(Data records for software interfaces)
-=-=-
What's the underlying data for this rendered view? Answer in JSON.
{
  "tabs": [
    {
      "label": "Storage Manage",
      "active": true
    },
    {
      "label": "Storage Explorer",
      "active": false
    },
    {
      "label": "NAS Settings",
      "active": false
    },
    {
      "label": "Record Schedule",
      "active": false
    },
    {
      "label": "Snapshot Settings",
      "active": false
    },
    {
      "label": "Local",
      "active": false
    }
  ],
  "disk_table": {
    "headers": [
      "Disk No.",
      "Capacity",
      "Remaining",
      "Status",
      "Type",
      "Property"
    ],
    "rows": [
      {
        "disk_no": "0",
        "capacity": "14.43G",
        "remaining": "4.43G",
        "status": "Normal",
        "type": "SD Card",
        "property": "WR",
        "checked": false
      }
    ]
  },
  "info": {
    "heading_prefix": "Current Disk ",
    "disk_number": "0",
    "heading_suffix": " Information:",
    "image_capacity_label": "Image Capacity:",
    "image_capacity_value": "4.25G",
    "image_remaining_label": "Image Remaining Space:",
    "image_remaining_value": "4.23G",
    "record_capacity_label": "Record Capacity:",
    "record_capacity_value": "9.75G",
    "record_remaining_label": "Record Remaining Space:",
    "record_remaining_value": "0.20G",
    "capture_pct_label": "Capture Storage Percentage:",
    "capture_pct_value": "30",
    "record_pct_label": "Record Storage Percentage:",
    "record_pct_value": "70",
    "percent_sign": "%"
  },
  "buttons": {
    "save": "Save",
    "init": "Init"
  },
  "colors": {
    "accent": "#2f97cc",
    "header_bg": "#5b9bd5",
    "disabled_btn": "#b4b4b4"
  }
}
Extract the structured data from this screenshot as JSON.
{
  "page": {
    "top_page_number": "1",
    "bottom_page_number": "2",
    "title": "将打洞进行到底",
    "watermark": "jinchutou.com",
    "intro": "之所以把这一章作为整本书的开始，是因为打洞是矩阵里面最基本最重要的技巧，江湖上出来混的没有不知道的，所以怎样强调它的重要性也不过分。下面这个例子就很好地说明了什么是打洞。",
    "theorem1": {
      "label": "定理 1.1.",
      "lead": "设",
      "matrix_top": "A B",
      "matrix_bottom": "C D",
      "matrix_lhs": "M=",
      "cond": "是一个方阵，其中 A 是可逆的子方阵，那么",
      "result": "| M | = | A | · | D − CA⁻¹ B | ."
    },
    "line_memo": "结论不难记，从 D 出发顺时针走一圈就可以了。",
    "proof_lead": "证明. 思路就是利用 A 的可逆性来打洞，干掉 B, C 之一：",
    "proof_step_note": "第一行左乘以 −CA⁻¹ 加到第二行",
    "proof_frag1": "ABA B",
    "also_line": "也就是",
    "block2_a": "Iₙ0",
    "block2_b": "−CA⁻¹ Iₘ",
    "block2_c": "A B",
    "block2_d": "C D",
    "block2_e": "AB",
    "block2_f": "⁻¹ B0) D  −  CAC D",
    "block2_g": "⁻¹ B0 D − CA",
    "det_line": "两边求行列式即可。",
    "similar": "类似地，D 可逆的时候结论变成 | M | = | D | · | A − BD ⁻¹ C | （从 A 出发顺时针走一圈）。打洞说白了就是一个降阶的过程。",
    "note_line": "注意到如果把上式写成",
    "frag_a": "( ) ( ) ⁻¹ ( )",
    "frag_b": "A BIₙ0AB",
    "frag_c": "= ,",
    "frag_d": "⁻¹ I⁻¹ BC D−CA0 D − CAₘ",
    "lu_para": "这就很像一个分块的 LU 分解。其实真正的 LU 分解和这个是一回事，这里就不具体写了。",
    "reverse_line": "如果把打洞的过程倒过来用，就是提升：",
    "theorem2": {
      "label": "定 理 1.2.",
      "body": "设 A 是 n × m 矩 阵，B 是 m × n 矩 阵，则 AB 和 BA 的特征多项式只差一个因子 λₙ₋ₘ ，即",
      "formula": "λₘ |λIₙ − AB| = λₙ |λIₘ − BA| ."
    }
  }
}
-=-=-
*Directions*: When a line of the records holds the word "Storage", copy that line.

*Written response*:
      "label": "Storage Manage",
      "label": "Storage Explorer",
    "capture_pct_label": "Capture Storage Percentage:",
    "record_pct_label": "Record Storage Percentage:",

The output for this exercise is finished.